Red yeast rice is a variety of fermented rice.
It is grown with mold, which gives it the characteristic purplish red color.
Red yeast rice is used to color food and is widely used for preparation of tofu, Peking duck, red rice vinegar and Chinese pastries.
It is regarded highly for its medicinal value.
The use of red yeast rice for medical purposes dates back to the period of the Chinese Tang dynasty in the year 800 A.D.
The primary benefit of red yeast rice is that it is believed to reduce cholesterol levels in the body.
This rice contains monocolins which are substances which inhibit cholesterol production.
Red yeast rice has been observed to decrease the cholesterol levels by 15% in an experiment with one study group.

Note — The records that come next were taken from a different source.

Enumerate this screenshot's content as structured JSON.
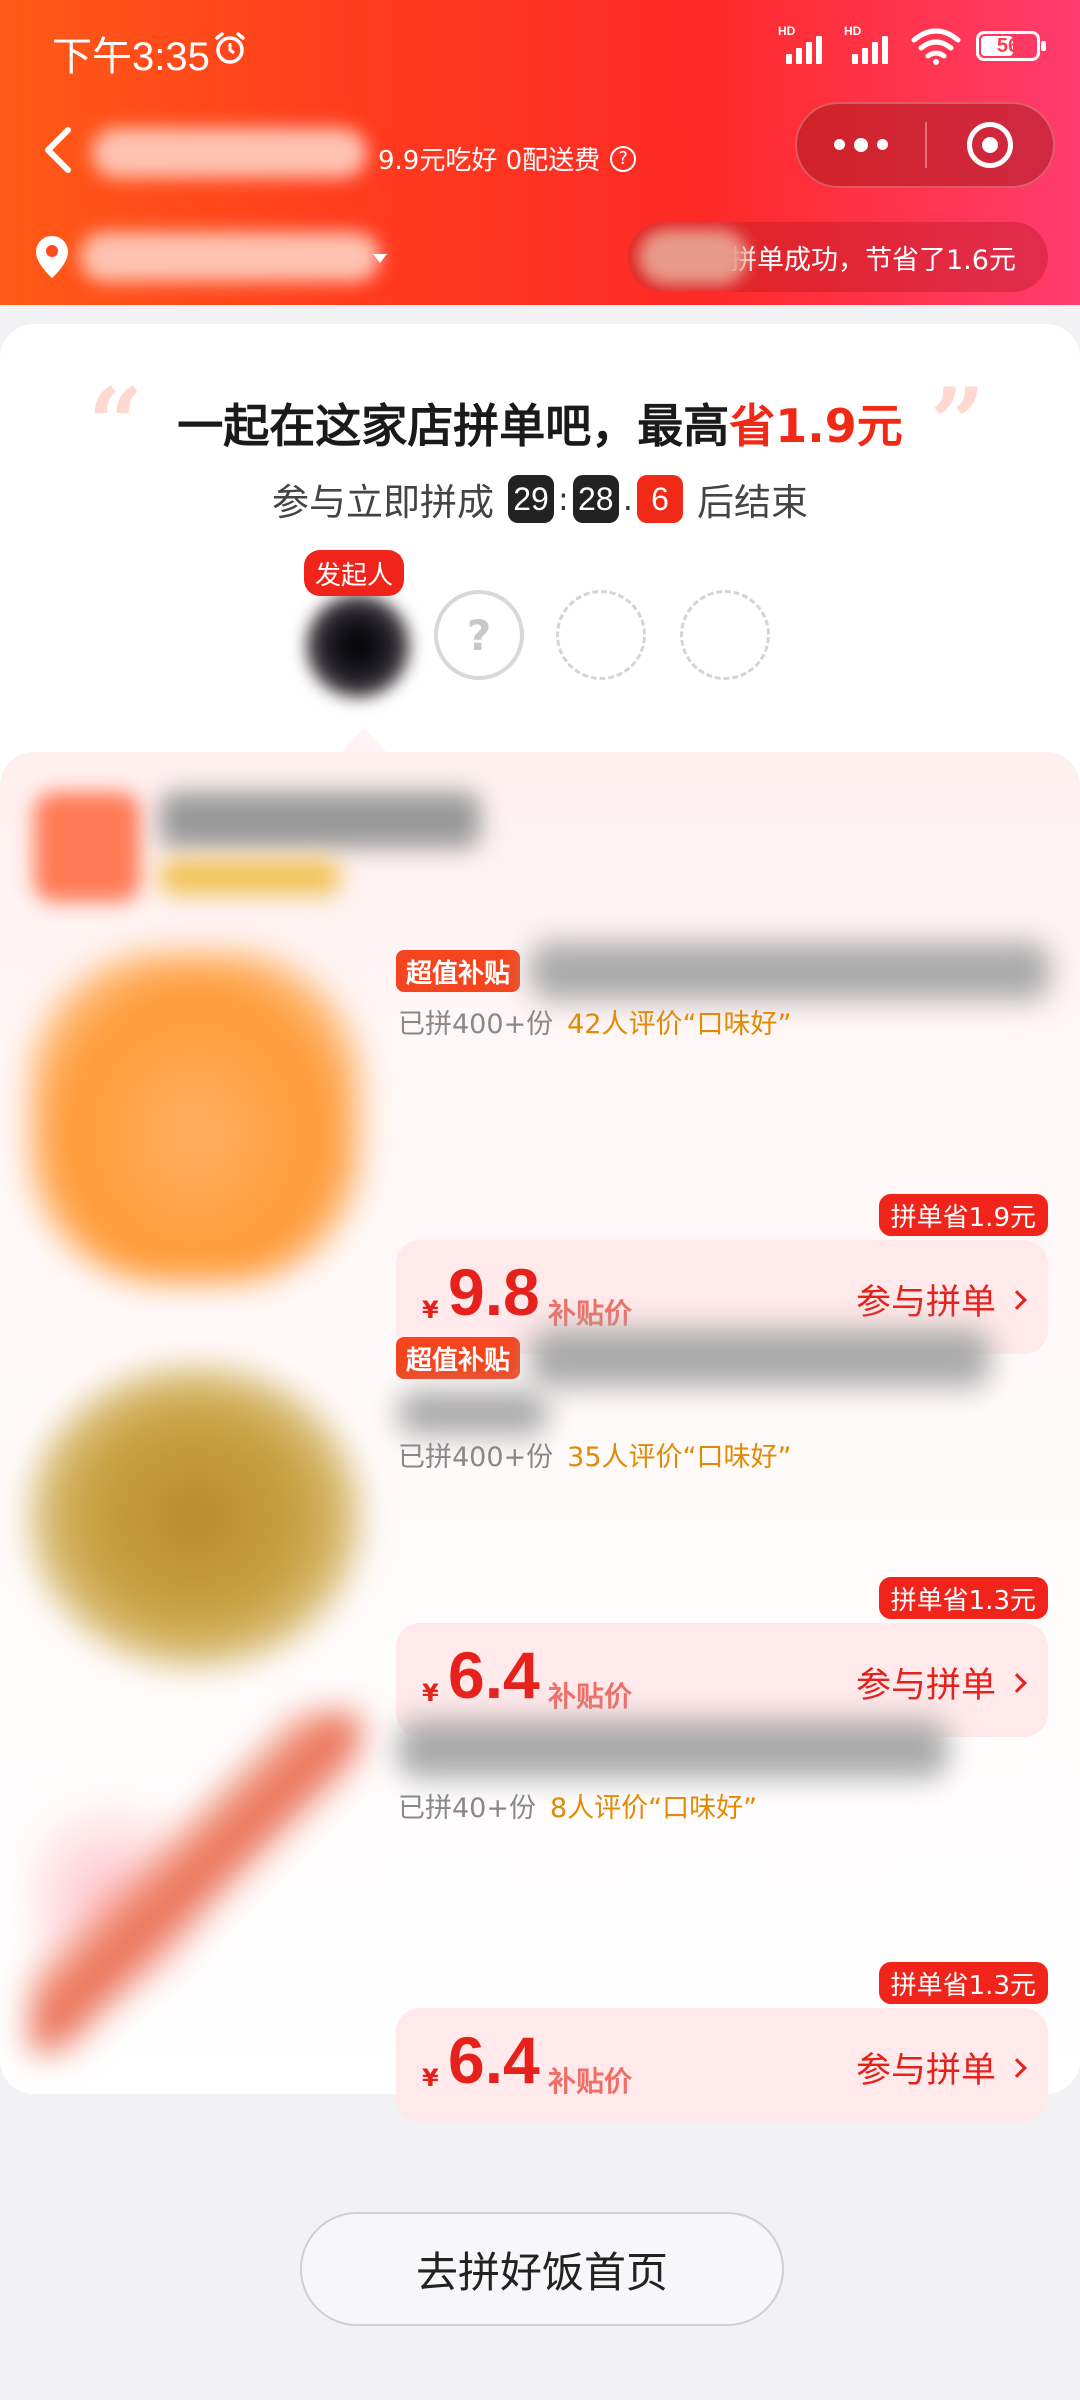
{
  "status_bar": {
    "time": "下午3:35",
    "battery": "56",
    "signal_label": "HD"
  },
  "header": {
    "subtitle": "9.9元吃好 0配送费",
    "help_symbol": "?",
    "notice": "拼单成功，节省了1.6元"
  },
  "banner": {
    "headline_prefix": "一起在这家店拼单吧，最高",
    "headline_highlight": "省1.9元",
    "open_quote": "“",
    "close_quote": "”",
    "countdown_prefix": "参与立即拼成",
    "countdown": {
      "a": "29",
      "b": "28",
      "c": "6"
    },
    "countdown_sep1": ":",
    "countdown_sep2": ".",
    "countdown_suffix": "后结束",
    "initiator_label": "发起人",
    "empty_slot_symbol": "?"
  },
  "items": [
    {
      "tag": "超值补贴",
      "sold": "已拼400+份",
      "reviews": "42人评价“口味好”",
      "currency": "¥",
      "price": "9.8",
      "price_label": "补贴价",
      "join": "参与拼单",
      "save": "拼单省1.9元"
    },
    {
      "tag": "超值补贴",
      "sold": "已拼400+份",
      "reviews": "35人评价“口味好”",
      "currency": "¥",
      "price": "6.4",
      "price_label": "补贴价",
      "join": "参与拼单",
      "save": "拼单省1.3元"
    },
    {
      "tag": "",
      "sold": "已拼40+份",
      "reviews": "8人评价“口味好”",
      "currency": "¥",
      "price": "6.4",
      "price_label": "补贴价",
      "join": "参与拼单",
      "save": "拼单省1.3元"
    }
  ],
  "footer": {
    "home_button": "去拼好饭首页"
  },
  "colors": {
    "brand_red": "#f0241b",
    "price_red": "#e6211c",
    "review_orange": "#e28a05"
  }
}
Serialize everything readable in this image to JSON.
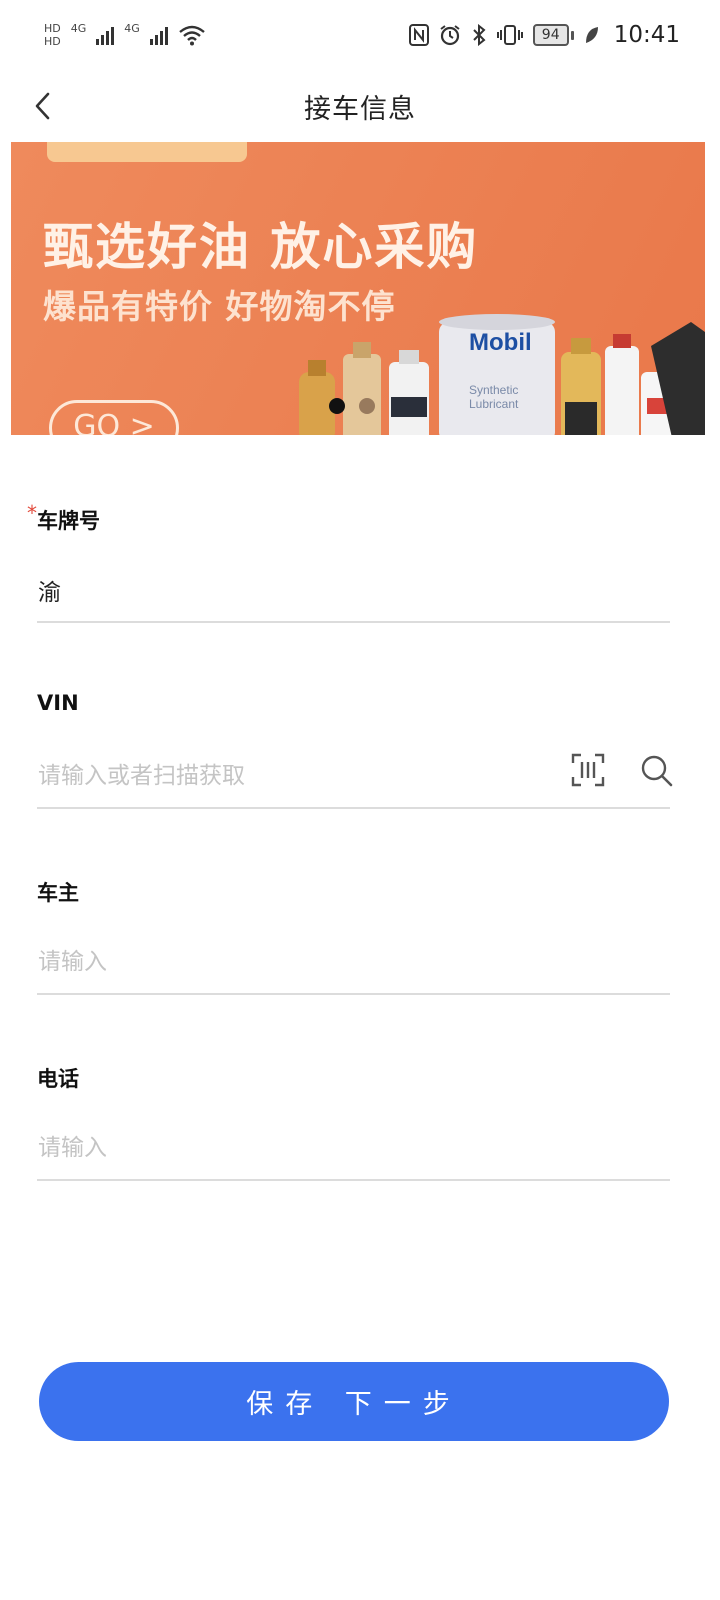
{
  "status_bar": {
    "hd_top": "HD",
    "hd_bottom": "HD",
    "net1": "4G",
    "net2": "4G",
    "battery": "94",
    "time": "10:41"
  },
  "header": {
    "title": "接车信息"
  },
  "banner": {
    "headline": "甄选好油 放心采购",
    "subline": "爆品有特价 好物淘不停",
    "go_label": "GO >",
    "product_brand": "Mobil",
    "product_text_1": "Synthetic",
    "product_text_2": "Lubricant",
    "page_count": 2,
    "active_page": 1
  },
  "form": {
    "plate": {
      "required_mark": "*",
      "label": "车牌号",
      "value": "渝"
    },
    "vin": {
      "label": "VIN",
      "placeholder": "请输入或者扫描获取"
    },
    "owner": {
      "label": "车主",
      "placeholder": "请输入"
    },
    "phone": {
      "label": "电话",
      "placeholder": "请输入"
    }
  },
  "actions": {
    "save_next_label": "保存 下一步"
  },
  "colors": {
    "primary": "#3b72ee",
    "banner": "#ec8254",
    "required": "#e24a3b",
    "divider": "#dcdcdc",
    "placeholder": "#c4c4c4"
  }
}
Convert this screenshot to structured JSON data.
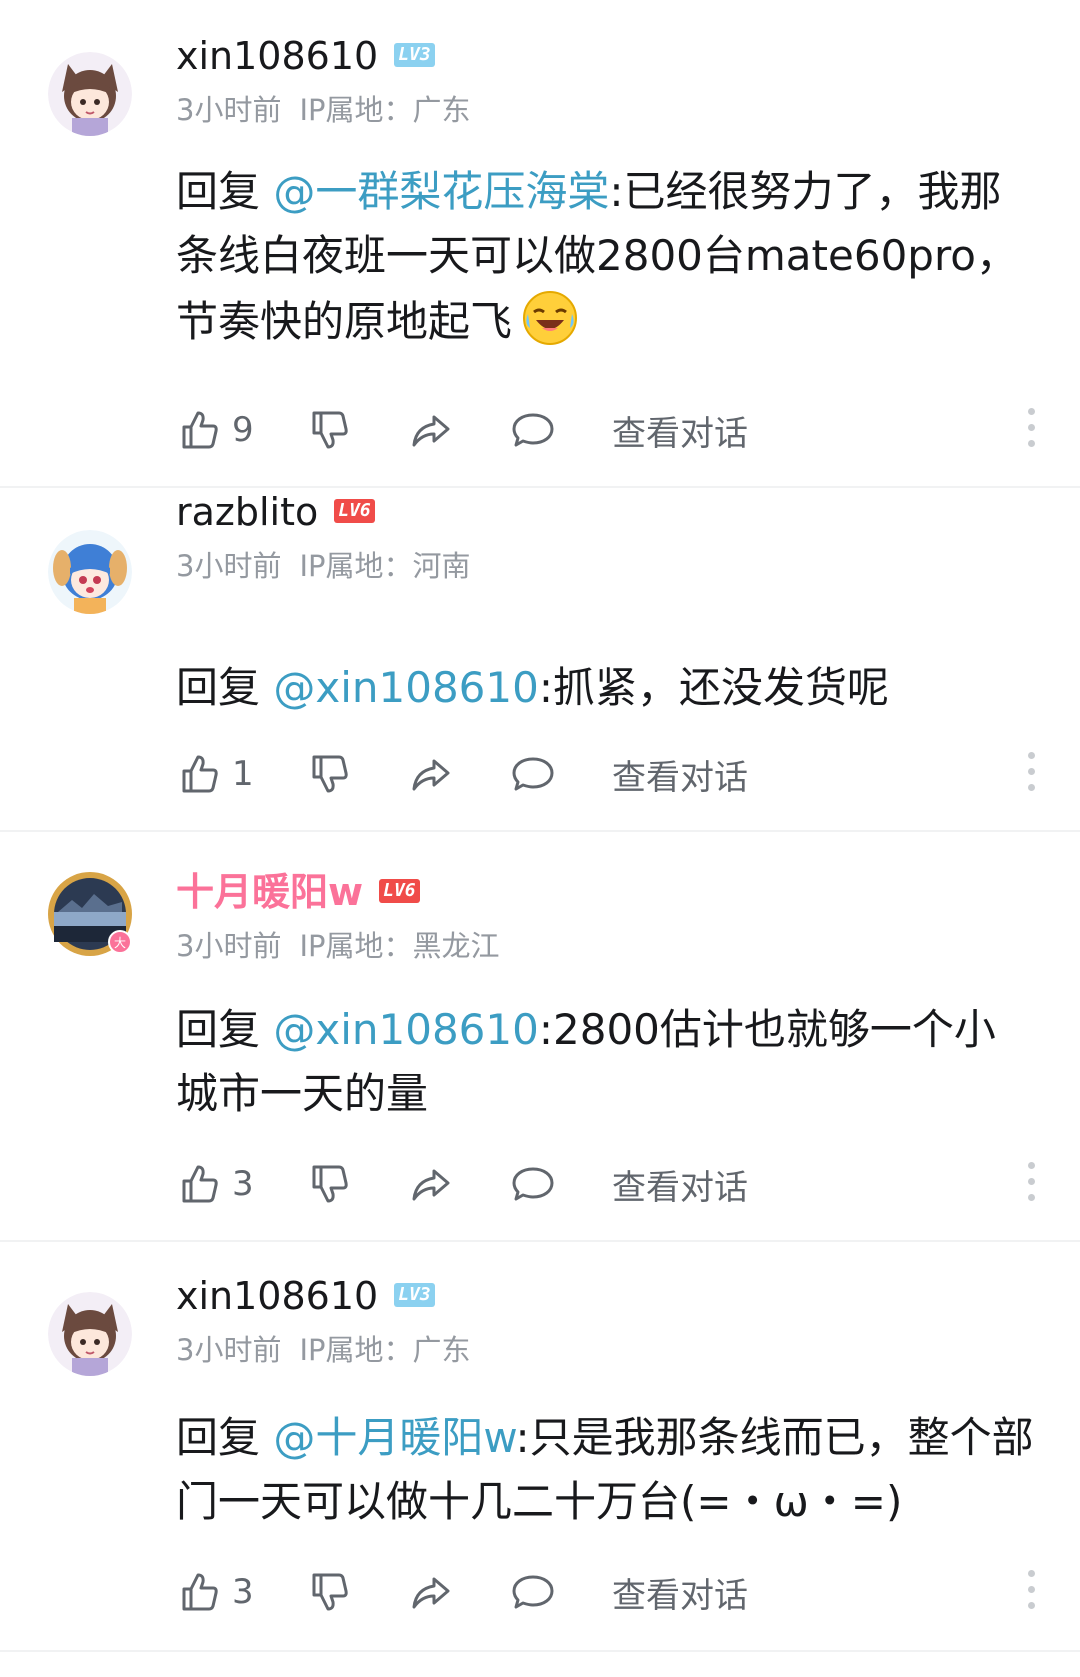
{
  "colors": {
    "mention": "#3c9dc3",
    "pink_name": "#fb7299",
    "meta": "#9499a0",
    "lv3": "#8bd1f0",
    "lv6": "#f04c49"
  },
  "actions": {
    "view_conversation_label": "查看对话",
    "icons": [
      "thumbs-up-icon",
      "thumbs-down-icon",
      "share-icon",
      "comment-icon",
      "more-icon"
    ]
  },
  "comments": [
    {
      "username": "xin108610",
      "level": "LV3",
      "time": "3小时前",
      "ip": "IP属地：广东",
      "reply_prefix": "回复",
      "mention": "@一群梨花压海棠",
      "text": ":已经很努力了，我那条线白夜班一天可以做2800台mate60pro，节奏快的原地起飞",
      "emoji": "crying-laughing-emoji",
      "likes": "9"
    },
    {
      "username": "razblito",
      "level": "LV6",
      "time": "3小时前",
      "ip": "IP属地：河南",
      "reply_prefix": "回复",
      "mention": "@xin108610",
      "text": ":抓紧，还没发货呢",
      "likes": "1"
    },
    {
      "username": "十月暖阳w",
      "level": "LV6",
      "time": "3小时前",
      "ip": "IP属地：黑龙江",
      "reply_prefix": "回复",
      "mention": "@xin108610",
      "text": ":2800估计也就够一个小城市一天的量",
      "likes": "3"
    },
    {
      "username": "xin108610",
      "level": "LV3",
      "time": "3小时前",
      "ip": "IP属地：广东",
      "reply_prefix": "回复",
      "mention": "@十月暖阳w",
      "text": ":只是我那条线而已，整个部门一天可以做十几二十万台(=・ω・=)",
      "likes": "3"
    }
  ]
}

It has been proved that 2.4 grams of red yeast rice has an equivalent effect of 20 milligrams of Mevacor, a cholesterol reducing drug.
Adults of all age groups can benefit from taking this cereal. However it should not be given to children. Also, red yeast rice should not be given to pregnant women or liver patients.
Even though Red Yeast Rice has not been given a comprehensive study, there are a few side effects that are likely to occur such as digestion problems, acidity, headache, dizziness, pain in the joints and muscles, inflammation of the liver and peripheral nerve damage.
In exceptional cases, Rhabdomyolysis may occur, which is a muscle condition where the muscle tissue breaks down resulting in kidney failure. Therefore, if tenderness of the muscles, weakness or pain is experienced, a medical practitioner should be contacted immediately.
Another observation regarding the side effects of red yeast rice is that it is suspected to reduce the human body’s capacity for production of CoO10, a substance which is important for production of mitochondria, the part of a cell which is linked to energy production.
There is no fixed dosage, but the best bet is to go according to the instructions on the packaging or to consult a nutritionist.
Disclaimer: While it is believed that there are several benefits from taking red rice yeast, the conclusions from this article are not binding and are subject to further evidence, as research still continues in matters regarding this extract.